Dataset extract:
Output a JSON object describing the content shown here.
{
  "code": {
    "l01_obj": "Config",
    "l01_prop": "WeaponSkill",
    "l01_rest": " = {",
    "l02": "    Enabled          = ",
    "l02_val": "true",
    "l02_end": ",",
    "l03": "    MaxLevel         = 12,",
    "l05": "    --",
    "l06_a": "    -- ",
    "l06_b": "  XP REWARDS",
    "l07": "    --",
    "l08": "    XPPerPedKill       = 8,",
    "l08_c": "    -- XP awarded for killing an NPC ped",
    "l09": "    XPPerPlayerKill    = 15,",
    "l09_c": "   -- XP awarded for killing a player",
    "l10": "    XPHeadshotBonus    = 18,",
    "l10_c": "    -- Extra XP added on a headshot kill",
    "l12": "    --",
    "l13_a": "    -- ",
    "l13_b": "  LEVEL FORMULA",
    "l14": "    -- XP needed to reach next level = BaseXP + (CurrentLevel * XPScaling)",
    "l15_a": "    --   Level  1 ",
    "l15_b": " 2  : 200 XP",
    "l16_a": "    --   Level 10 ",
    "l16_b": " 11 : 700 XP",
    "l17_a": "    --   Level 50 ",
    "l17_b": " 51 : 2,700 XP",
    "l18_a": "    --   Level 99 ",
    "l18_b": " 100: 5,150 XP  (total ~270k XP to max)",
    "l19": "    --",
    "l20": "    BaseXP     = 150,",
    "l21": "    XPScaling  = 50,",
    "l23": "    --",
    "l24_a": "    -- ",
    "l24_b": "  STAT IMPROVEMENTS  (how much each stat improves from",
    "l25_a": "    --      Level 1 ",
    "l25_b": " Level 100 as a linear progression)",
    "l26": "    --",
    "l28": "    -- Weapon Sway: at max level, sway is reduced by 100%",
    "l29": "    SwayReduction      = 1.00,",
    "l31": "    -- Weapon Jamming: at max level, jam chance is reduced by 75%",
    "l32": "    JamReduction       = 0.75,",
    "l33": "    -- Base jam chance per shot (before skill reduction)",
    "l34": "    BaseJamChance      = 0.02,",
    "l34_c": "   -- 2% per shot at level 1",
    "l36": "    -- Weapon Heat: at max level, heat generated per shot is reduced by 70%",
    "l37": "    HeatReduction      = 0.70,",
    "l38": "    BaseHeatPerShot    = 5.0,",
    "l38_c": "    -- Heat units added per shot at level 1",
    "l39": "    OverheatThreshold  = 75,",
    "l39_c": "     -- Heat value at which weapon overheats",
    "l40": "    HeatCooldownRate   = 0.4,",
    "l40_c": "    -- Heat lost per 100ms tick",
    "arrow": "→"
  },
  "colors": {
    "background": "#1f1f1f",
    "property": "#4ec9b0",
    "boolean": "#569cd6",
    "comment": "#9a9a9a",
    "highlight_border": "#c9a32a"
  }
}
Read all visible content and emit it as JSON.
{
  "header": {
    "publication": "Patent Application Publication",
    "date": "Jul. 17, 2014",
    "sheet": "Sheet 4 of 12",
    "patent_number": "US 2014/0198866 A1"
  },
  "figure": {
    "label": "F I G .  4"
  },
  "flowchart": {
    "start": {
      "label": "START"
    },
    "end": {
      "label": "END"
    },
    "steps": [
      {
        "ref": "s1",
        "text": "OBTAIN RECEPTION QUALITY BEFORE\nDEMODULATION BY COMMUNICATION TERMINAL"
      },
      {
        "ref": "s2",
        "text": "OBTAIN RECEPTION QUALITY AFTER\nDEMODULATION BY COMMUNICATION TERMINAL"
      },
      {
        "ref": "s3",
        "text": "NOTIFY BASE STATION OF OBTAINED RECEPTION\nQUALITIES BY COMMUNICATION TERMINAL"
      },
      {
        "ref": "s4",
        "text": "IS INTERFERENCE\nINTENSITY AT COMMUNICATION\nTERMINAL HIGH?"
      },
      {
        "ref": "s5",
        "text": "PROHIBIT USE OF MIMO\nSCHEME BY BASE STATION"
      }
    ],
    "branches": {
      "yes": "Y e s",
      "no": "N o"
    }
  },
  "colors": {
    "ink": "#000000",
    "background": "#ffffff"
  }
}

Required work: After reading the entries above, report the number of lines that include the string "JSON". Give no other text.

Answer to this problem: 2